--- Work required ---
If a line below contains the string "logo", copy it out.

--- Data supplied ---

******

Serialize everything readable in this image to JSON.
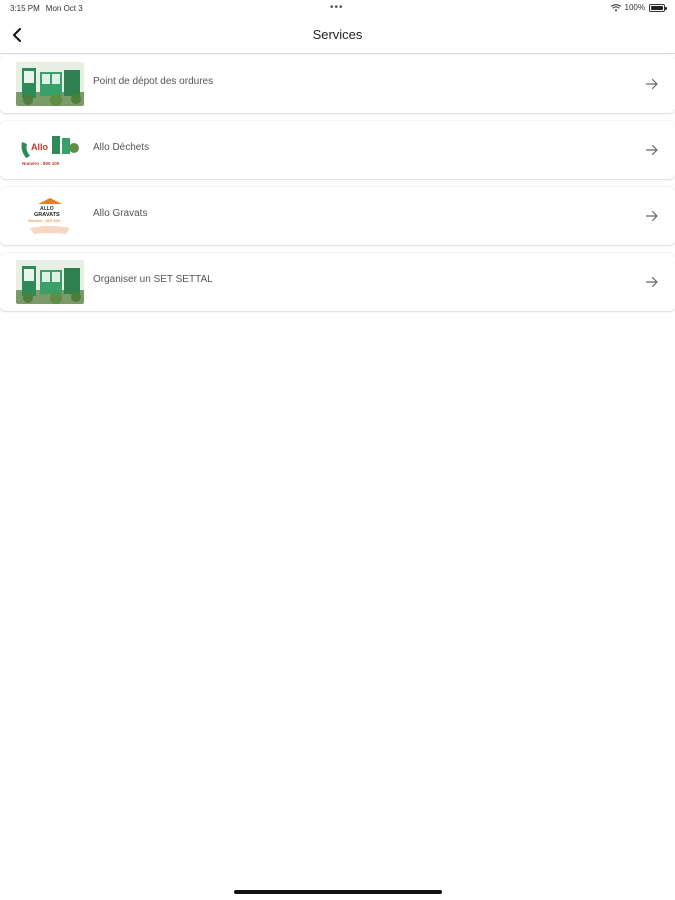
{
  "status_bar": {
    "time": "3:15 PM",
    "date": "Mon Oct 3",
    "dots": "•••",
    "battery_text": "100%",
    "wifi_icon": "wifi-icon",
    "battery_level": 1.0
  },
  "nav": {
    "title": "Services",
    "back_icon": "chevron-left-icon"
  },
  "services": [
    {
      "label": "Point de dépot des ordures",
      "thumb": "depot-photo",
      "arrow_icon": "arrow-right-icon"
    },
    {
      "label": "Allo Déchets",
      "thumb": "allo-dechets-logo",
      "arrow_icon": "arrow-right-icon"
    },
    {
      "label": "Allo Gravats",
      "thumb": "allo-gravats-logo",
      "arrow_icon": "arrow-right-icon"
    },
    {
      "label": "Organiser un SET SETTAL",
      "thumb": "depot-photo",
      "arrow_icon": "arrow-right-icon"
    }
  ],
  "colors": {
    "accent_green": "#2e8b57",
    "red": "#c0392b",
    "orange": "#e67e22"
  }
}
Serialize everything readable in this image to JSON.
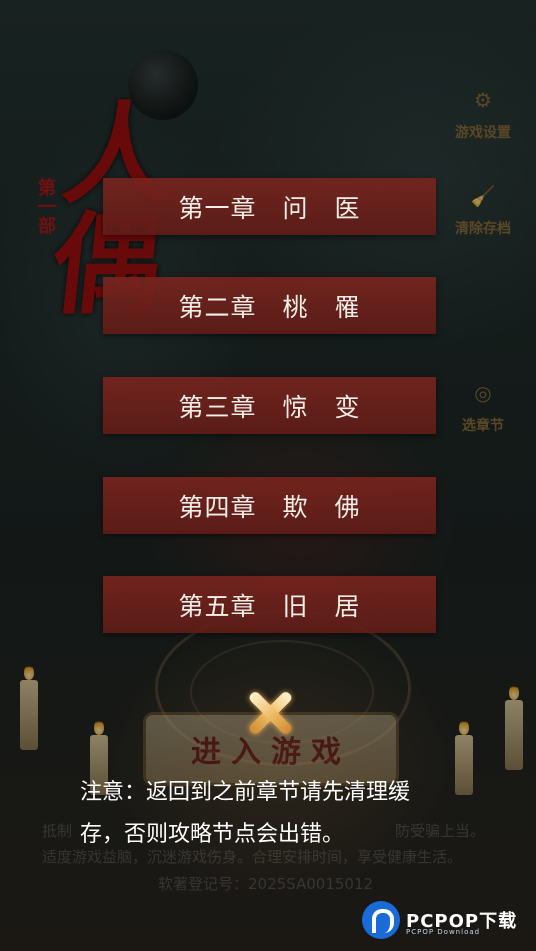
{
  "logo": {
    "title": "人偶",
    "subtitle": "第一部"
  },
  "side_menu": [
    {
      "label": "游戏设置",
      "icon": "gear-icon"
    },
    {
      "label": "清除存档",
      "icon": "broom-icon"
    },
    {
      "label": "选章节",
      "icon": "chapter-select-icon"
    }
  ],
  "chapters": [
    {
      "label": "第一章　问　医"
    },
    {
      "label": "第二章　桃　罹"
    },
    {
      "label": "第三章　惊　变"
    },
    {
      "label": "第四章　欺　佛"
    },
    {
      "label": "第五章　旧　居"
    }
  ],
  "enter_game": "进入游戏",
  "notice": "注意：返回到之前章节请先清理缓存，否则攻略节点会出错。",
  "background_text": {
    "line1": "抵制",
    "line1_right": "防受骗上当。",
    "line2": "适度游戏益脑，沉迷游戏伤身。合理安排时间，享受健康生活。",
    "registration": "软著登记号：2025SA0015012"
  },
  "watermark": {
    "brand": "PCPOP下载",
    "sub": "PCPOP Download"
  }
}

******

--- Exercise result ---
      "thumb": "allo-dechets-logo",
      "thumb": "allo-gravats-logo",
  "logo": {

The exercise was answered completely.